[EXERCISE OBJECTIVE] Search the records for the string "kind" and copy every line where it turns up.

SUPPLIED ENTRIES: Begin

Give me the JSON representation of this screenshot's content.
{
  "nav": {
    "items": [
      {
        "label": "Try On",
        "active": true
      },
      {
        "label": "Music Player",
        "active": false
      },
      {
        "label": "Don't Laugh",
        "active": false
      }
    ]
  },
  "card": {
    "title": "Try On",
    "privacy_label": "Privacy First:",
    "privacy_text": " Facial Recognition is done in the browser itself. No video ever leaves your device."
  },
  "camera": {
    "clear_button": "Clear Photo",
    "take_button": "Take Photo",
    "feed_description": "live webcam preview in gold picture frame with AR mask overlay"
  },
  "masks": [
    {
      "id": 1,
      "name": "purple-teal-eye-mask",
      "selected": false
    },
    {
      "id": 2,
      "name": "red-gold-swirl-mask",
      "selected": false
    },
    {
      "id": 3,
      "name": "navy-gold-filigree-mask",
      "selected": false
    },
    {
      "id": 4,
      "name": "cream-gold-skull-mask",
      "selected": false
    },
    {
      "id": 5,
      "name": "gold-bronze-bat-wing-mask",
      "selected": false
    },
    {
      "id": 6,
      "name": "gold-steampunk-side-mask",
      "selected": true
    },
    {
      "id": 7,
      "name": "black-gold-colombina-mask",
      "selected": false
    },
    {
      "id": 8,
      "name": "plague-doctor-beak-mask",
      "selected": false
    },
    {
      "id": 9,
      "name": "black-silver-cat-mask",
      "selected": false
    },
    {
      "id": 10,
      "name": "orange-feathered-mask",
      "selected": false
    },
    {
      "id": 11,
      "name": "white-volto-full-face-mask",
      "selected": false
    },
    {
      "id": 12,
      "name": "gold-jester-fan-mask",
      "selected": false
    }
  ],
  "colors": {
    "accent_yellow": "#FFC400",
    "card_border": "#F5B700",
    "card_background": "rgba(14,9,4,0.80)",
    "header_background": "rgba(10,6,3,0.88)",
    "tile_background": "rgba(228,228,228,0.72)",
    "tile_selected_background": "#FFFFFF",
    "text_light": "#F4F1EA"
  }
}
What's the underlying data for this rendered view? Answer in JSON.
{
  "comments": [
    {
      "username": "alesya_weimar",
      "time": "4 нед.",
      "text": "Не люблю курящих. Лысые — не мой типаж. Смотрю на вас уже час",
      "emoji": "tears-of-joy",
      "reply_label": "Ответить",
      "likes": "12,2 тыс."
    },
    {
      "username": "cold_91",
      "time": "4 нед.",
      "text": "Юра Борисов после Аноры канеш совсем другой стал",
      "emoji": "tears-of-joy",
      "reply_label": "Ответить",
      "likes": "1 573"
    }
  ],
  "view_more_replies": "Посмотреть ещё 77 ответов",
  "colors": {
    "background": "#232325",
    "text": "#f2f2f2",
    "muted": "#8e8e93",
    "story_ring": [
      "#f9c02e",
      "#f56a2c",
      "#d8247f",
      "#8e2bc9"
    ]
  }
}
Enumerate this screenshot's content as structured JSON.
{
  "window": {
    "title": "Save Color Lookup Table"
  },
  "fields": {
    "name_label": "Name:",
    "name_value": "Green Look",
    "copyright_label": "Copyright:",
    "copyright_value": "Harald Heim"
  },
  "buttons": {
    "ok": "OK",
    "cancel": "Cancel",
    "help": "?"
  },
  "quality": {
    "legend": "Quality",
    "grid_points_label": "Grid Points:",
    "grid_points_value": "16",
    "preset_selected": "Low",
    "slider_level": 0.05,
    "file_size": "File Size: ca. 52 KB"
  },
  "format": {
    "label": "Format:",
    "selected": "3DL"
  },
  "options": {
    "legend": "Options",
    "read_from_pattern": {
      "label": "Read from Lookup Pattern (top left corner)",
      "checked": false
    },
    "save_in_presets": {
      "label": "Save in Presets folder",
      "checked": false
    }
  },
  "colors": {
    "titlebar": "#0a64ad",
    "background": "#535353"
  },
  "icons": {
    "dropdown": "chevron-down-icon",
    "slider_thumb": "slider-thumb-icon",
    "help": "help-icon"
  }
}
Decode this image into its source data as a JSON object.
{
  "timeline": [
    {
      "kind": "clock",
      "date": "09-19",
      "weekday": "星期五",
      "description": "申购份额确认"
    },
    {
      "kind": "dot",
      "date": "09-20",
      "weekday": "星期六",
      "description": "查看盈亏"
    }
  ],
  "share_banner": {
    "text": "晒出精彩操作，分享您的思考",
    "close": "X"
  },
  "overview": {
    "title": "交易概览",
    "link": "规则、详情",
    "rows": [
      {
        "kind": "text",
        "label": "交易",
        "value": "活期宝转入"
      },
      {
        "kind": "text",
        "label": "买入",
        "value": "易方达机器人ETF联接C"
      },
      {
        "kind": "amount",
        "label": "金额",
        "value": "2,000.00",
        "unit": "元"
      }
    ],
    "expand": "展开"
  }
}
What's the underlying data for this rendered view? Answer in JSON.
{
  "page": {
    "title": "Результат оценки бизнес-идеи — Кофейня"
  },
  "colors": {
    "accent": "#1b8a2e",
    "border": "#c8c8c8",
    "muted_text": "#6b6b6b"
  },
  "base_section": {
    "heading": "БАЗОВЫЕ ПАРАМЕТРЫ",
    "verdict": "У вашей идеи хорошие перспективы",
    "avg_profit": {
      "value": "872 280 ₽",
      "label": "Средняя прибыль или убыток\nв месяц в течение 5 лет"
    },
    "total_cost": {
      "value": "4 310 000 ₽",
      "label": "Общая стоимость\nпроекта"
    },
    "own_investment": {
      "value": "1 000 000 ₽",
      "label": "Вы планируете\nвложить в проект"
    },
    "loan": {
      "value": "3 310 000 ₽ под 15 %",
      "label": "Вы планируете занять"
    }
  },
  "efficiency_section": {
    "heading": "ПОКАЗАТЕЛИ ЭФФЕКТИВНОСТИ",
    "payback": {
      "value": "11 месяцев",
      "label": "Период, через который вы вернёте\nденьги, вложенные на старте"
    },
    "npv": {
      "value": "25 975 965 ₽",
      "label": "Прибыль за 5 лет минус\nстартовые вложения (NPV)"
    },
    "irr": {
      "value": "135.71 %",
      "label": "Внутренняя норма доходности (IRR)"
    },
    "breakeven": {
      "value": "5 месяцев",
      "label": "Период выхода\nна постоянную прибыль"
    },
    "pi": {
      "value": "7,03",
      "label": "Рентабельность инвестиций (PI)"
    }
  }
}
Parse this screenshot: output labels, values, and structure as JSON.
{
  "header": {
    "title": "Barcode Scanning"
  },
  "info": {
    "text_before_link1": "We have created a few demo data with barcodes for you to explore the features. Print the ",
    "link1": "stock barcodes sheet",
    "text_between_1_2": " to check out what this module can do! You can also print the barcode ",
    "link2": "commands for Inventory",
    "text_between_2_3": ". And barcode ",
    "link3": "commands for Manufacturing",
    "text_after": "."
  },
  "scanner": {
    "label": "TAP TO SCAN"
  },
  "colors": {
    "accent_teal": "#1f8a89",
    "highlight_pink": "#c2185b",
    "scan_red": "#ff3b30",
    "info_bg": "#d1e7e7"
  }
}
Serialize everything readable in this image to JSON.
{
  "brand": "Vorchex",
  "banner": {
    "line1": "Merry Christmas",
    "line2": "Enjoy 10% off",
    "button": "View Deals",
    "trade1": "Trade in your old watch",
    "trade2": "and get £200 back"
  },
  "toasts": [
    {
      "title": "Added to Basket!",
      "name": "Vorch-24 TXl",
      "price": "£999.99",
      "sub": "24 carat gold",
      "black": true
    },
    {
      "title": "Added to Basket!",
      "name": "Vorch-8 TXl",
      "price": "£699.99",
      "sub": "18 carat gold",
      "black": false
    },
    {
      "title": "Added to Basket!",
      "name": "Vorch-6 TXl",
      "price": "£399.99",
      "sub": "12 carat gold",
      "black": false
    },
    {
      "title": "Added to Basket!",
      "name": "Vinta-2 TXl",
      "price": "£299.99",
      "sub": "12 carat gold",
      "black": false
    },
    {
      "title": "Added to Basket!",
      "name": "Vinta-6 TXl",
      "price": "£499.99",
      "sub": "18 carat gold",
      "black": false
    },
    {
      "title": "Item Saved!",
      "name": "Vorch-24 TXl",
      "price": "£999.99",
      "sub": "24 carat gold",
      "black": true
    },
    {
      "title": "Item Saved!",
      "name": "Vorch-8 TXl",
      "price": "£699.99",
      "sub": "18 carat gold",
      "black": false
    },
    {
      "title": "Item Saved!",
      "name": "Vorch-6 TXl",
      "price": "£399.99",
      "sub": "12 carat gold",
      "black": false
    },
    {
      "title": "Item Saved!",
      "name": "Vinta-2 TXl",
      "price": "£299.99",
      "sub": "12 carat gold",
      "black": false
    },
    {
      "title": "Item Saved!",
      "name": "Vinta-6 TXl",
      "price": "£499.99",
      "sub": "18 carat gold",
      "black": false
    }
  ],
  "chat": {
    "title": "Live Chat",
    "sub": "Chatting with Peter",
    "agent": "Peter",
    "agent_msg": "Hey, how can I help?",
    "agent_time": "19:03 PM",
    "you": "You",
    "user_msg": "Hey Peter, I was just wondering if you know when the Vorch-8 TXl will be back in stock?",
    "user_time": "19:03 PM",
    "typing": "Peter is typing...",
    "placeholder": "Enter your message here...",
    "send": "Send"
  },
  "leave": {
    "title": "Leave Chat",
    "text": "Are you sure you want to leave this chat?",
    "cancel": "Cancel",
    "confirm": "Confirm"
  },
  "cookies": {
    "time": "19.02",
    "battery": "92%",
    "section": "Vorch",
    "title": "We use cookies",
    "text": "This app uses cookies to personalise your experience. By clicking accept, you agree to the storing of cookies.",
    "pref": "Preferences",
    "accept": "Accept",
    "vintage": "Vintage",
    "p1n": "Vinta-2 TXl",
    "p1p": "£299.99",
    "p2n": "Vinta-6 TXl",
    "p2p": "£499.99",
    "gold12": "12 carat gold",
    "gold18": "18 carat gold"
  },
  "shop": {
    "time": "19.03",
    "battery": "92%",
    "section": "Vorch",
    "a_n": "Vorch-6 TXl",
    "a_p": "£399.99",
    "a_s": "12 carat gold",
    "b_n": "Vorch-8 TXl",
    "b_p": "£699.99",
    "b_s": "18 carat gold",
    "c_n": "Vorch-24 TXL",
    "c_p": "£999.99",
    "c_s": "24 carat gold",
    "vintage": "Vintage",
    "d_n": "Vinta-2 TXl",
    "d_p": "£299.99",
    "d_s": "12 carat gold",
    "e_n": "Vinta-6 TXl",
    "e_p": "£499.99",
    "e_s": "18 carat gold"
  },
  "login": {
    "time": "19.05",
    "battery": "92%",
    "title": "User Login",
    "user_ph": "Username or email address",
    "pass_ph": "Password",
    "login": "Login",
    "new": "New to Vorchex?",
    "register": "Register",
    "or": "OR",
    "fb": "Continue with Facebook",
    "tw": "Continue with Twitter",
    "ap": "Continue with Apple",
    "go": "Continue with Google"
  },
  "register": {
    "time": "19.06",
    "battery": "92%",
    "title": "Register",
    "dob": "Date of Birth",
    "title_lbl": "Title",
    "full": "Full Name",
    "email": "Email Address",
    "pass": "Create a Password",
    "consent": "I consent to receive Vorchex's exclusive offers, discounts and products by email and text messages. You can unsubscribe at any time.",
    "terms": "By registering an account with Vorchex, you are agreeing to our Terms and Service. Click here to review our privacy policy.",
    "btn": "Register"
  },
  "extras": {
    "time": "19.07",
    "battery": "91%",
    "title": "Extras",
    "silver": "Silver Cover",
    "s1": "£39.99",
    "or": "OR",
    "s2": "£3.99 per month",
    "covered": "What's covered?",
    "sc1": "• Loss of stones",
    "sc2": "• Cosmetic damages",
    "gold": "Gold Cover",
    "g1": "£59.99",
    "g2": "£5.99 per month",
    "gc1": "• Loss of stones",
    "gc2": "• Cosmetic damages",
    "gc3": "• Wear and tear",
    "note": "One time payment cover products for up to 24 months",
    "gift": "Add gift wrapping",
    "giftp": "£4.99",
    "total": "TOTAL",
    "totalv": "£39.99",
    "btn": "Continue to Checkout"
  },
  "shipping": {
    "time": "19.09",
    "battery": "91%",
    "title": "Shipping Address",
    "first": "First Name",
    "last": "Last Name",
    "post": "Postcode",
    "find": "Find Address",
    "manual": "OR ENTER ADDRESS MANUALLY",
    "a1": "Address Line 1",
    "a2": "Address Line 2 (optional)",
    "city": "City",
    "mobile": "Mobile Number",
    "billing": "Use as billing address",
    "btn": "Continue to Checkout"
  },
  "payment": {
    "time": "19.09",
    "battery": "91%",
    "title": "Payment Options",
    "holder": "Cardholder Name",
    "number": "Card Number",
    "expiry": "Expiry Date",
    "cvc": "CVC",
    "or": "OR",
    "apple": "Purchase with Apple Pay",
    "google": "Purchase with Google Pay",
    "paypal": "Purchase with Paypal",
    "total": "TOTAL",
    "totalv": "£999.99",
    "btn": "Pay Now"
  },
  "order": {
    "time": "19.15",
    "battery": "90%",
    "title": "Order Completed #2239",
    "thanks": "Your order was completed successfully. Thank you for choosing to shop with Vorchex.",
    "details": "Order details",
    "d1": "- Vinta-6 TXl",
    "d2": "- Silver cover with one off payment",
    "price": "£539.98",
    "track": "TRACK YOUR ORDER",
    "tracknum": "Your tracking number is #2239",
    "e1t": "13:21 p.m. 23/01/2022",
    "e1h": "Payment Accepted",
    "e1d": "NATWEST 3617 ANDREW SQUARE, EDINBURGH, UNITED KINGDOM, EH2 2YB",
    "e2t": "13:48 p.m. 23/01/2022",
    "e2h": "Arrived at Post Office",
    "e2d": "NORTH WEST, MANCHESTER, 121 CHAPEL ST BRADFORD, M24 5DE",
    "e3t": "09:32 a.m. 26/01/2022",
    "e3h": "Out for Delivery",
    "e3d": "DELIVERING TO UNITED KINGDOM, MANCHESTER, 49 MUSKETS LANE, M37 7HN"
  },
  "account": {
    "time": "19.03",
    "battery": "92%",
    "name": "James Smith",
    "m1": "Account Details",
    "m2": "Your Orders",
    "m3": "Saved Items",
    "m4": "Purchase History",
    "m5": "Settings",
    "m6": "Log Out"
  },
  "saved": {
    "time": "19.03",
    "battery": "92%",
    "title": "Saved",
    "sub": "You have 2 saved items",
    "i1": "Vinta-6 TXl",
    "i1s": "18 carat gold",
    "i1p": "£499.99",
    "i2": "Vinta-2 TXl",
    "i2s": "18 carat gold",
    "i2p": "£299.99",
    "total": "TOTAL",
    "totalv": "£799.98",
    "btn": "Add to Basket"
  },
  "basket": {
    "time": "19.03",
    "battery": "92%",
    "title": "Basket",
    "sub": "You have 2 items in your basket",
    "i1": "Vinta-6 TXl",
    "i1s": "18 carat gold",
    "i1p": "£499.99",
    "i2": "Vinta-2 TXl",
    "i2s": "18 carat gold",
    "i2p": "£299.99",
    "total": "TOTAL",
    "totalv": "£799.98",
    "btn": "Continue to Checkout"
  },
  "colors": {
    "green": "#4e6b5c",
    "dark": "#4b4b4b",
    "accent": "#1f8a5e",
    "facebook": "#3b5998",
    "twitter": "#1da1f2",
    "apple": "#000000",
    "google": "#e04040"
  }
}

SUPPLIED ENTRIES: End

[YOUR RESPONSE]
      "kind": "clock",
      "kind": "dot",
        "kind": "text",
        "kind": "text",
        "kind": "amount",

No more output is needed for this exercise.